What you are asked to do — Please find the lines in the following records that hold "label", and copy them.
##############################
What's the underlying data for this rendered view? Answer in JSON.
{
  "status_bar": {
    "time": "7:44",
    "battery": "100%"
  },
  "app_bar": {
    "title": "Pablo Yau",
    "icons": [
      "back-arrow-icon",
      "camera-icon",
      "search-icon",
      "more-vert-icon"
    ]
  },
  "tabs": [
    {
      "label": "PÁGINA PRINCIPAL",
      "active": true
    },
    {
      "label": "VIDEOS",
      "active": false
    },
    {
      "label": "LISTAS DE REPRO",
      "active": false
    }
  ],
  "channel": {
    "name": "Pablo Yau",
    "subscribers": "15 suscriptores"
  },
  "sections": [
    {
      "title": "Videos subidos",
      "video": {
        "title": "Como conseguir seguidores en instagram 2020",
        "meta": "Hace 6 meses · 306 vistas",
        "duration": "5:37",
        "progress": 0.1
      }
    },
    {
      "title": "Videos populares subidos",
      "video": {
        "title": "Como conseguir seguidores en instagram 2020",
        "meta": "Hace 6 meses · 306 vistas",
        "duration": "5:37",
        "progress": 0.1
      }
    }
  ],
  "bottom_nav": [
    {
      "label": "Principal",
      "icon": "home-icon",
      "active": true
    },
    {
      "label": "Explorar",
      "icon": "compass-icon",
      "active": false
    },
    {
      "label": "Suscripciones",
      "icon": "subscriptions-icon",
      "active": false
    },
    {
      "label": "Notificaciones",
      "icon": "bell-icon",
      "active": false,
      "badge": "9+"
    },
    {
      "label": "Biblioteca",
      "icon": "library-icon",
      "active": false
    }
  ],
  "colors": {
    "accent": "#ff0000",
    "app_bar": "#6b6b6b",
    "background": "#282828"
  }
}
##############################
Expected answer —
      "label": "PÁGINA PRINCIPAL",
      "label": "VIDEOS",
      "label": "LISTAS DE REPRO",
      "label": "Principal",
      "label": "Explorar",
      "label": "Suscripciones",
      "label": "Notificaciones",
      "label": "Biblioteca",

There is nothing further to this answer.